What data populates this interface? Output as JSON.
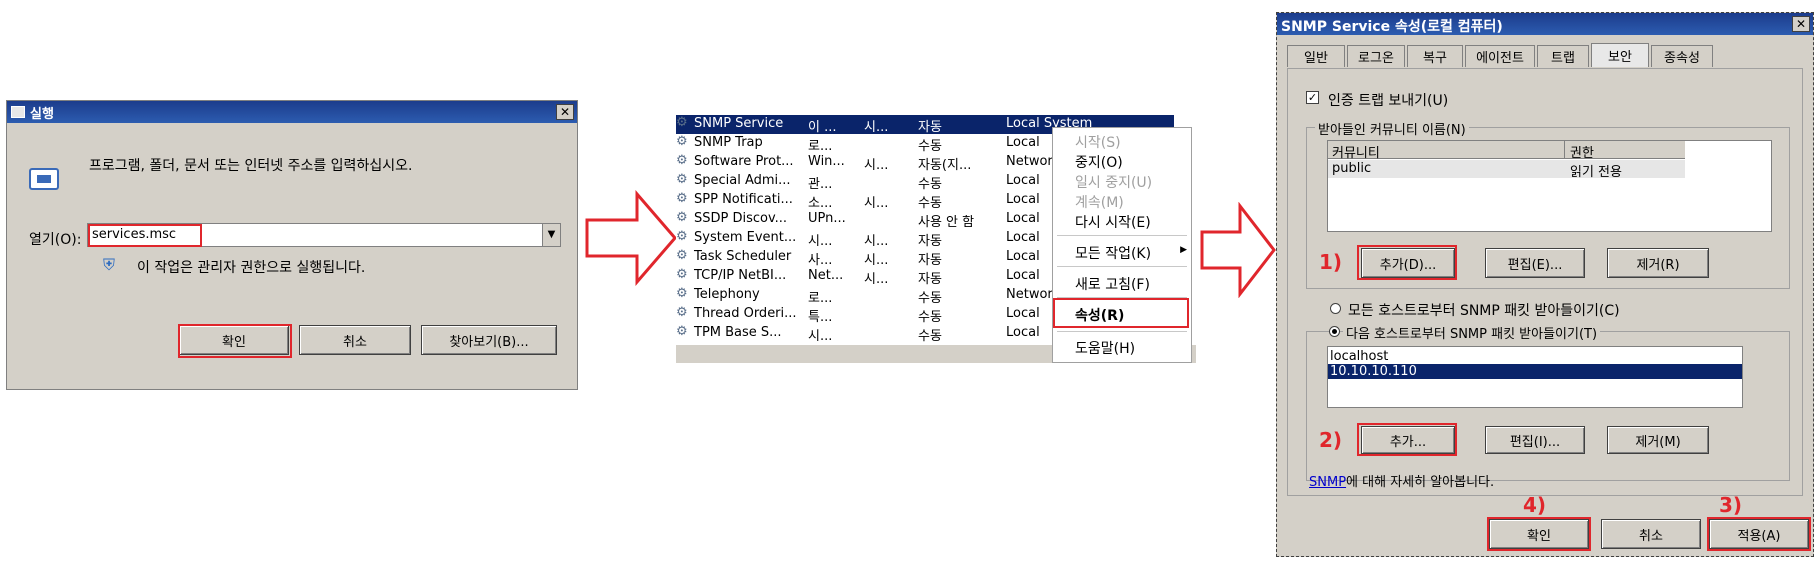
{
  "run_dialog": {
    "title": "실행",
    "description": "프로그램, 폴더, 문서 또는 인터넷 주소를 입력하십시오.",
    "open_label": "열기(O):",
    "open_value": "services.msc",
    "admin_note": "이 작업은 관리자 권한으로 실행됩니다.",
    "ok": "확인",
    "cancel": "취소",
    "browse": "찾아보기(B)..."
  },
  "services": {
    "rows": [
      {
        "name": "SNMP Service",
        "desc": "이 ...",
        "status": "시...",
        "startup": "자동",
        "logon": "Local System"
      },
      {
        "name": "SNMP Trap",
        "desc": "로...",
        "status": "",
        "startup": "수동",
        "logon": "Local"
      },
      {
        "name": "Software Prot...",
        "desc": "Win...",
        "status": "시...",
        "startup": "자동(지...",
        "logon": "Networ"
      },
      {
        "name": "Special Admi...",
        "desc": "관...",
        "status": "",
        "startup": "수동",
        "logon": "Local"
      },
      {
        "name": "SPP Notificati...",
        "desc": "소...",
        "status": "시...",
        "startup": "수동",
        "logon": "Local"
      },
      {
        "name": "SSDP Discov...",
        "desc": "UPn...",
        "status": "",
        "startup": "사용 안 함",
        "logon": "Local"
      },
      {
        "name": "System Event...",
        "desc": "시...",
        "status": "시...",
        "startup": "자동",
        "logon": "Local"
      },
      {
        "name": "Task Scheduler",
        "desc": "사...",
        "status": "시...",
        "startup": "자동",
        "logon": "Local"
      },
      {
        "name": "TCP/IP NetBI...",
        "desc": "Net...",
        "status": "시...",
        "startup": "자동",
        "logon": "Local"
      },
      {
        "name": "Telephony",
        "desc": "로...",
        "status": "",
        "startup": "수동",
        "logon": "Networ"
      },
      {
        "name": "Thread Orderi...",
        "desc": "특...",
        "status": "",
        "startup": "수동",
        "logon": "Local"
      },
      {
        "name": "TPM Base S...",
        "desc": "시...",
        "status": "",
        "startup": "수동",
        "logon": "Local"
      }
    ]
  },
  "context_menu": {
    "start": "시작(S)",
    "stop": "중지(O)",
    "pause": "일시 중지(U)",
    "resume": "계속(M)",
    "restart": "다시 시작(E)",
    "all_tasks": "모든 작업(K)",
    "refresh": "새로 고침(F)",
    "properties": "속성(R)",
    "help": "도움말(H)"
  },
  "snmp_props": {
    "title": "SNMP Service 속성(로컬 컴퓨터)",
    "tabs": [
      "일반",
      "로그온",
      "복구",
      "에이전트",
      "트랩",
      "보안",
      "종속성"
    ],
    "send_auth_trap": "인증 트랩 보내기(U)",
    "accepted_communities_title": "받아들인 커뮤니티 이름(N)",
    "col_community": "커뮤니티",
    "col_rights": "권한",
    "community_name": "public",
    "community_rights": "읽기 전용",
    "add_community": "추가(D)...",
    "edit_community": "편집(E)...",
    "remove_community": "제거(R)",
    "accept_any": "모든 호스트로부터 SNMP 패킷 받아들이기(C)",
    "accept_these": "다음 호스트로부터 SNMP 패킷 받아들이기(T)",
    "hosts": [
      "localhost",
      "10.10.10.110"
    ],
    "add_host": "추가...",
    "edit_host": "편집(I)...",
    "remove_host": "제거(M)",
    "learn_link": "SNMP",
    "learn_text": "에 대해 자세히 알아봅니다.",
    "ok": "확인",
    "cancel": "취소",
    "apply": "적용(A)",
    "steps": [
      "1)",
      "2)",
      "3)",
      "4)"
    ]
  },
  "colors": {
    "highlight": "#e0262c",
    "selection": "#0a246a"
  }
}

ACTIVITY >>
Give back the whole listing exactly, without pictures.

PROBLEM SOLUTION >>
What data populates this interface? Output as JSON.
{
  "run_dialog": {
    "title": "실행",
    "description": "프로그램, 폴더, 문서 또는 인터넷 주소를 입력하십시오.",
    "open_label": "열기(O):",
    "open_value": "services.msc",
    "admin_note": "이 작업은 관리자 권한으로 실행됩니다.",
    "ok": "확인",
    "cancel": "취소",
    "browse": "찾아보기(B)..."
  },
  "services": {
    "rows": [
      {
        "name": "SNMP Service",
        "desc": "이 ...",
        "status": "시...",
        "startup": "자동",
        "logon": "Local System"
      },
      {
        "name": "SNMP Trap",
        "desc": "로...",
        "status": "",
        "startup": "수동",
        "logon": "Local"
      },
      {
        "name": "Software Prot...",
        "desc": "Win...",
        "status": "시...",
        "startup": "자동(지...",
        "logon": "Networ"
      },
      {
        "name": "Special Admi...",
        "desc": "관...",
        "status": "",
        "startup": "수동",
        "logon": "Local"
      },
      {
        "name": "SPP Notificati...",
        "desc": "소...",
        "status": "시...",
        "startup": "수동",
        "logon": "Local"
      },
      {
        "name": "SSDP Discov...",
        "desc": "UPn...",
        "status": "",
        "startup": "사용 안 함",
        "logon": "Local"
      },
      {
        "name": "System Event...",
        "desc": "시...",
        "status": "시...",
        "startup": "자동",
        "logon": "Local"
      },
      {
        "name": "Task Scheduler",
        "desc": "사...",
        "status": "시...",
        "startup": "자동",
        "logon": "Local"
      },
      {
        "name": "TCP/IP NetBI...",
        "desc": "Net...",
        "status": "시...",
        "startup": "자동",
        "logon": "Local"
      },
      {
        "name": "Telephony",
        "desc": "로...",
        "status": "",
        "startup": "수동",
        "logon": "Networ"
      },
      {
        "name": "Thread Orderi...",
        "desc": "특...",
        "status": "",
        "startup": "수동",
        "logon": "Local"
      },
      {
        "name": "TPM Base S...",
        "desc": "시...",
        "status": "",
        "startup": "수동",
        "logon": "Local"
      }
    ]
  },
  "context_menu": {
    "start": "시작(S)",
    "stop": "중지(O)",
    "pause": "일시 중지(U)",
    "resume": "계속(M)",
    "restart": "다시 시작(E)",
    "all_tasks": "모든 작업(K)",
    "refresh": "새로 고침(F)",
    "properties": "속성(R)",
    "help": "도움말(H)"
  },
  "snmp_props": {
    "title": "SNMP Service 속성(로컬 컴퓨터)",
    "tabs": [
      "일반",
      "로그온",
      "복구",
      "에이전트",
      "트랩",
      "보안",
      "종속성"
    ],
    "send_auth_trap": "인증 트랩 보내기(U)",
    "accepted_communities_title": "받아들인 커뮤니티 이름(N)",
    "col_community": "커뮤니티",
    "col_rights": "권한",
    "community_name": "public",
    "community_rights": "읽기 전용",
    "add_community": "추가(D)...",
    "edit_community": "편집(E)...",
    "remove_community": "제거(R)",
    "accept_any": "모든 호스트로부터 SNMP 패킷 받아들이기(C)",
    "accept_these": "다음 호스트로부터 SNMP 패킷 받아들이기(T)",
    "hosts": [
      "localhost",
      "10.10.10.110"
    ],
    "add_host": "추가...",
    "edit_host": "편집(I)...",
    "remove_host": "제거(M)",
    "learn_link": "SNMP",
    "learn_text": "에 대해 자세히 알아봅니다.",
    "ok": "확인",
    "cancel": "취소",
    "apply": "적용(A)",
    "steps": [
      "1)",
      "2)",
      "3)",
      "4)"
    ]
  },
  "colors": {
    "highlight": "#e0262c",
    "selection": "#0a246a"
  }
}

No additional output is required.